  • The timestamp after which the server will consider this order invalid, encoded in the format specified in RFC 3339 [ RFC3339 ];
  • For example, all of the identifier validation challenges described in Section 8 below address validation of domain names;
  • For all other requests, the request is signed using an existing account and there MUST be a "kid" field;
  • The requested value of the notAfter field in the certificate, in the date format defined in [ RFC3339 ].

HTTPS provides server authentication and confidentiality. Each subsection of Section 7 below describes the message formats used by the function and the order in which messages are sent. This encoding uses a URL safe character set. Encapsulating request bodies in JWS provides authentication of requests.

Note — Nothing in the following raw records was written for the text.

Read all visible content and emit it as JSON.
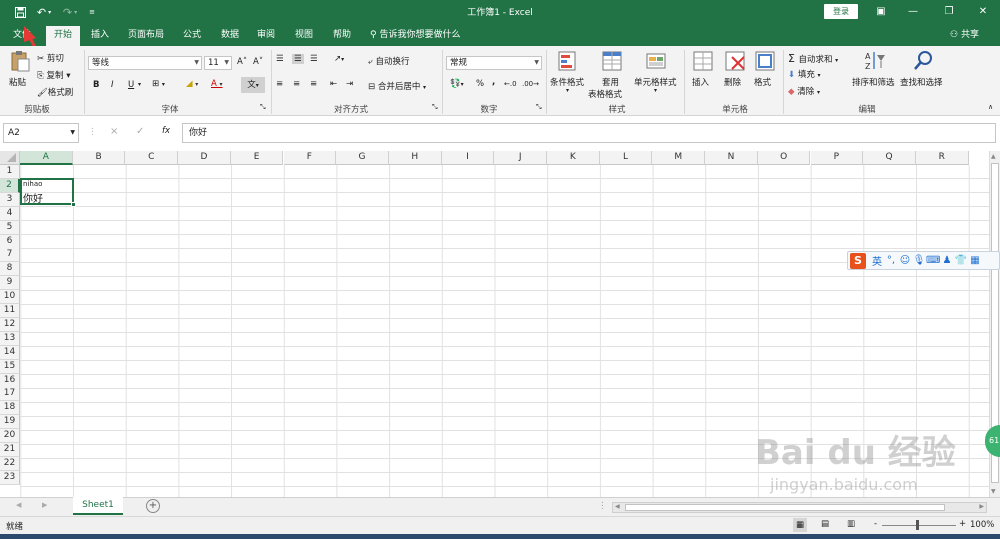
{
  "window": {
    "title": "工作簿1  -  Excel",
    "login_label": "登录",
    "share_label": "共享",
    "tell_me": "告诉我你想要做什么"
  },
  "tabs": [
    "文件",
    "开始",
    "插入",
    "页面布局",
    "公式",
    "数据",
    "审阅",
    "视图",
    "帮助"
  ],
  "active_tab": "开始",
  "clipboard": {
    "paste": "粘贴",
    "cut": "剪切",
    "copy": "复制",
    "format_painter": "格式刷",
    "group": "剪贴板"
  },
  "font": {
    "name": "等线",
    "size": "11",
    "group": "字体",
    "bold": "B",
    "italic": "I",
    "underline": "U"
  },
  "alignment": {
    "wrap": "自动换行",
    "merge": "合并后居中",
    "group": "对齐方式"
  },
  "number": {
    "format": "常规",
    "percent": "%",
    "comma": ",",
    "group": "数字"
  },
  "styles": {
    "conditional": "条件格式",
    "table_line1": "套用",
    "table_line2": "表格格式",
    "cell_styles": "单元格样式",
    "group": "样式"
  },
  "cells_group": {
    "insert": "插入",
    "delete": "删除",
    "format": "格式",
    "group": "单元格"
  },
  "editing": {
    "autosum": "自动求和",
    "fill": "填充",
    "clear": "清除",
    "sort": "排序和筛选",
    "find": "查找和选择",
    "group": "编辑"
  },
  "formula_bar": {
    "name_box": "A2",
    "cancel": "×",
    "enter": "✓",
    "fx": "fx",
    "content": "你好"
  },
  "columns": [
    "A",
    "B",
    "C",
    "D",
    "E",
    "F",
    "G",
    "H",
    "I",
    "J",
    "K",
    "L",
    "M",
    "N",
    "O",
    "P",
    "Q",
    "R"
  ],
  "rows": [
    "1",
    "2",
    "3",
    "4",
    "5",
    "6",
    "7",
    "8",
    "9",
    "10",
    "11",
    "12",
    "13",
    "14",
    "15",
    "16",
    "17",
    "18",
    "19",
    "20",
    "21",
    "22",
    "23"
  ],
  "cell_a2": {
    "phonetic": "nihao",
    "text": "你好"
  },
  "sheet": {
    "tab": "Sheet1",
    "add": "+"
  },
  "status": {
    "mode": "就绪",
    "zoom": "100%",
    "minus": "-",
    "plus": "+"
  },
  "ime": {
    "lang": "英"
  },
  "watermark": {
    "logo": "Bai du 经验",
    "url": "jingyan.baidu.com"
  },
  "side_badge": "61",
  "colors": {
    "excel_green": "#217346",
    "selection": "#d3e4d8"
  }
}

The "jwk" and "kid" fields are mutually exclusive. Servers MUST reject requests that contain both. For all other requests, the request is signed using an existing account and there MUST be a "kid" field. Account resources are the only sensitive resources defined in this specification. If the client sends a JWS signed with an algorithm that a overview of five key departments of acme server does not support, then the server MUST return an error with status code 400 Bad Request and type "urn: The problem document returned with the error MUST include an "algorithms" field with an array of supported "alg" values.

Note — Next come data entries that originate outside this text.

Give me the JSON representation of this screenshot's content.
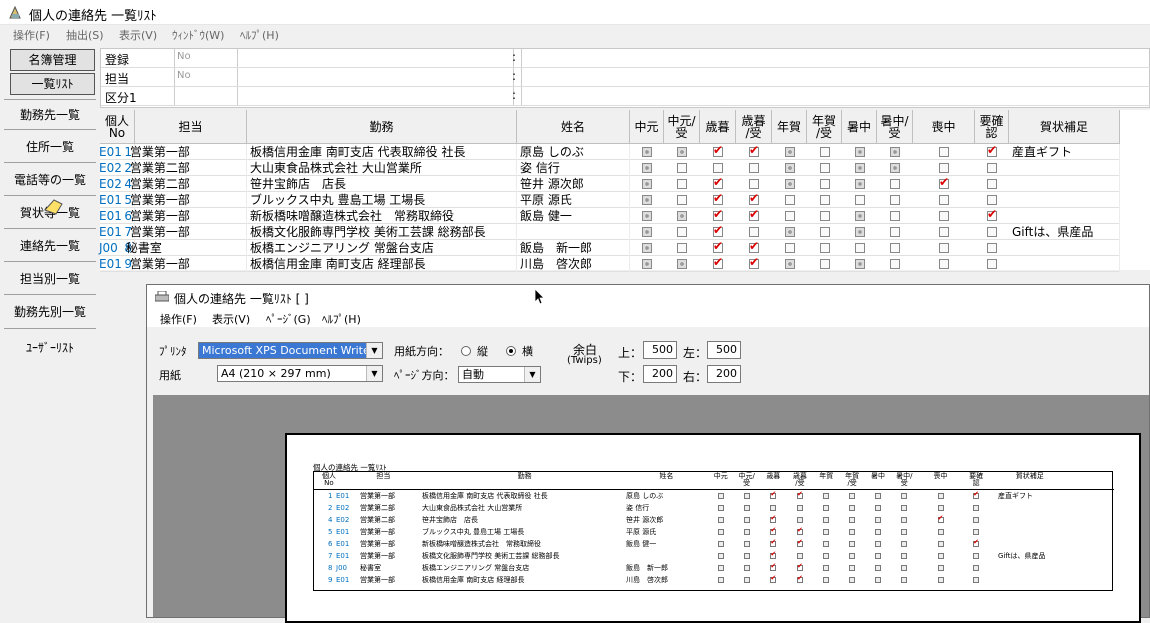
{
  "window": {
    "title": "個人の連絡先 一覧ﾘｽﾄ"
  },
  "menu": [
    "操作(F)",
    "抽出(S)",
    "表示(V)",
    "ｳｨﾝﾄﾞｳ(W)",
    "ﾍﾙﾌﾟ(H)"
  ],
  "sidebar": {
    "buttons": [
      "名簿管理",
      "一覧ﾘｽﾄ"
    ],
    "items": [
      "勤務先一覧",
      "住所一覧",
      "電話等の一覧",
      "賀状等一覧",
      "連絡先一覧",
      "担当別一覧",
      "勤務先別一覧",
      "ﾕｰｻﾞｰﾘｽﾄ"
    ]
  },
  "filter": {
    "rows": [
      {
        "label": "登録",
        "value": "No"
      },
      {
        "label": "担当",
        "value": "No"
      },
      {
        "label": "区分1",
        "value": ""
      }
    ],
    "colon": ":"
  },
  "grid": {
    "headers": [
      "個人\nNo",
      "担当",
      "勤務",
      "姓名",
      "中元",
      "中元/\n受",
      "歳暮",
      "歳暮\n/受",
      "年賀",
      "年賀\n/受",
      "暑中",
      "暑中/\n受",
      "喪中",
      "要確\n認",
      "賀状補足"
    ],
    "rows": [
      {
        "no": "1",
        "code": "E01",
        "tanto": "営業第一部",
        "kinmu": "板橋信用金庫 南町支店 代表取締役 社長",
        "name": "原島 しのぶ",
        "flags": [
          "d",
          "d",
          "c",
          "c",
          "d",
          "n",
          "d",
          "d",
          "n",
          "c"
        ],
        "note": "産直ギフト"
      },
      {
        "no": "2",
        "code": "E02",
        "tanto": "営業第二部",
        "kinmu": "大山東食品株式会社 大山営業所",
        "name": "姿 信行",
        "flags": [
          "d",
          "n",
          "n",
          "n",
          "d",
          "n",
          "d",
          "d",
          "n",
          "n"
        ],
        "note": ""
      },
      {
        "no": "4",
        "code": "E02",
        "tanto": "営業第二部",
        "kinmu": "笹井宝飾店　店長",
        "name": "笹井 源次郎",
        "flags": [
          "d",
          "n",
          "c",
          "n",
          "d",
          "n",
          "d",
          "n",
          "c",
          "n"
        ],
        "note": ""
      },
      {
        "no": "5",
        "code": "E01",
        "tanto": "営業第一部",
        "kinmu": "ブルックス中丸 豊島工場 工場長",
        "name": "平原 源氏",
        "flags": [
          "d",
          "n",
          "c",
          "c",
          "n",
          "n",
          "n",
          "n",
          "n",
          "n"
        ],
        "note": ""
      },
      {
        "no": "6",
        "code": "E01",
        "tanto": "営業第一部",
        "kinmu": "新板橋味噌醸造株式会社　常務取締役",
        "name": "飯島 健一",
        "flags": [
          "d",
          "d",
          "c",
          "c",
          "n",
          "n",
          "d",
          "n",
          "n",
          "c"
        ],
        "note": ""
      },
      {
        "no": "7",
        "code": "E01",
        "tanto": "営業第一部",
        "kinmu": "板橋文化服飾専門学校 美術工芸課 総務部長",
        "name": "",
        "flags": [
          "d",
          "n",
          "c",
          "n",
          "d",
          "n",
          "d",
          "n",
          "n",
          "n"
        ],
        "note": "Giftは、県産品"
      },
      {
        "no": "8",
        "code": "J00",
        "tanto": "秘書室",
        "kinmu": "板橋エンジニアリング 常盤台支店",
        "name": "飯島　新一郎",
        "flags": [
          "d",
          "n",
          "c",
          "c",
          "n",
          "n",
          "n",
          "n",
          "n",
          "n"
        ],
        "note": ""
      },
      {
        "no": "9",
        "code": "E01",
        "tanto": "営業第一部",
        "kinmu": "板橋信用金庫 南町支店 経理部長",
        "name": "川島　啓次郎",
        "flags": [
          "d",
          "d",
          "c",
          "c",
          "d",
          "n",
          "d",
          "n",
          "n",
          "n"
        ],
        "note": ""
      }
    ]
  },
  "print_window": {
    "title": "個人の連絡先 一覧ﾘｽﾄ [ ]",
    "menu": [
      "操作(F)",
      "表示(V)",
      "ﾍﾟｰｼﾞ(G)",
      "ﾍﾙﾌﾟ(H)"
    ],
    "printer_label": "ﾌﾟﾘﾝﾀ",
    "printer_value": "Microsoft XPS Document Writer",
    "paper_label": "用紙",
    "paper_value": "A4 (210 × 297 mm)",
    "orientation_label": "用紙方向：",
    "orientation_portrait": "縦",
    "orientation_landscape": "横",
    "page_dir_label": "ﾍﾟｰｼﾞ方向：",
    "page_dir_value": "自動",
    "margin_label": "余白",
    "margin_unit": "(Twips)",
    "top_label": "上：",
    "top_value": "500",
    "left_label": "左：",
    "left_value": "500",
    "bottom_label": "下：",
    "bottom_value": "200",
    "right_label": "右：",
    "right_value": "200",
    "preview_title": "個人の連絡先 一覧ﾘｽﾄ"
  }
}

For example, an ACME CA might have a content delivery network terminate TLS connections from clients so that it can inspect client requests for denial-of- service protection. These intermediaries can also change values in the request that are not signed in the HTTPS request, e.

As noted in Section 6. This header parameter encodes the URL to which the client is directing the request. If the two do not match, then the server MUST reject the request as unauthorized. In requests sent to these resources, the client MUST set the "url" header parameter to the exact string provided by the server rather than performing any re-encoding on the URL.

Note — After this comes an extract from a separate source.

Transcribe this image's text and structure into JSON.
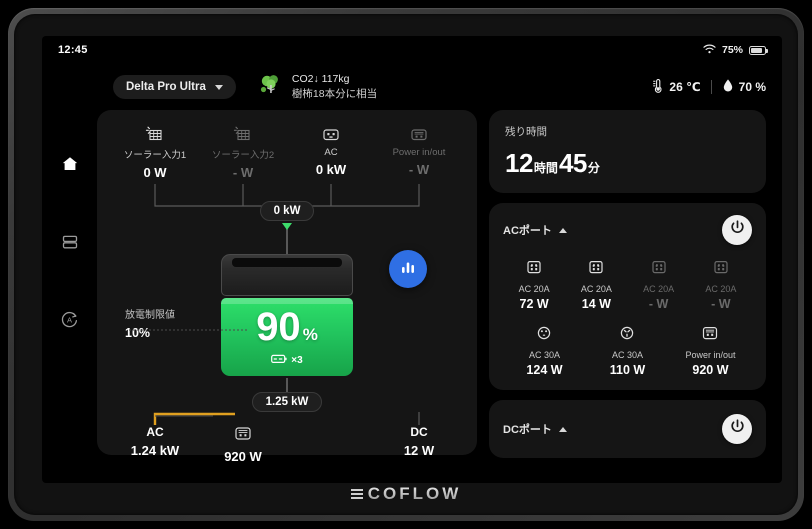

The server SHOULD perform the corresponding string equality check, configuring each resource with the URL string provided to clients and having the resource check that requests have the same string in their "url" header parameter.

This mechanism is based on the server maintaining a list of nonces that it has issued to clients, and requiring any signed request from the client to carry such a nonce. For example, the server could generate a random 128-bit value for each response, keep a list of issued nonces, and strike nonces from this list as they are used.

Replay-Nonce The "Replay-Nonce" header field includes a server-generated value that the server can use to detect unauthorized replay in future client requests. The server MUST generate the value provided in Replay-Nonce in such a way that they are unique to each message, with high probability. For instance, it is acceptable to generate Replay- Nonces randomly. If the value of a "nonce" header parameter is not valid according to this encoding, then the verifier MUST reject the JWS as malformed.

Once the rate limit is exceeded, the server MUST respond with an error with the type "urn: If multiple rate limits are in place, that is the time where all rate limits allow access again for the current request with exactly the same parameters.

Expires February 11, 2019 [Page 14] Internet-Draft ACME August 2018 In addition to the human-readable "detail" field of the error response, the server MAY send one or multiple link relations in the "Link" header [ RFC8288 ] pointing to documentation about the specific rate limit that was hit, using the "help" link relation type. If the client submits a request using a method not allowed in this document, then the server MAY return status code 405 Method Not Allowed. To facilitate automatic response to errors, this document defines the following standard tokens for use in the "type" field within the ACME URN namespace "urn:

  • For instance, it is acceptable to generate Replay- Nonces randomly;
  • That means that under typical circumstances, all steps in the request, verification, and issuance Barnes, et al;
  • For example, an "error of type 'badCSR'" refers to an error document with "type" value "urn;
  • In general, the server MUST ignore any fields in the request object that it does not recognize.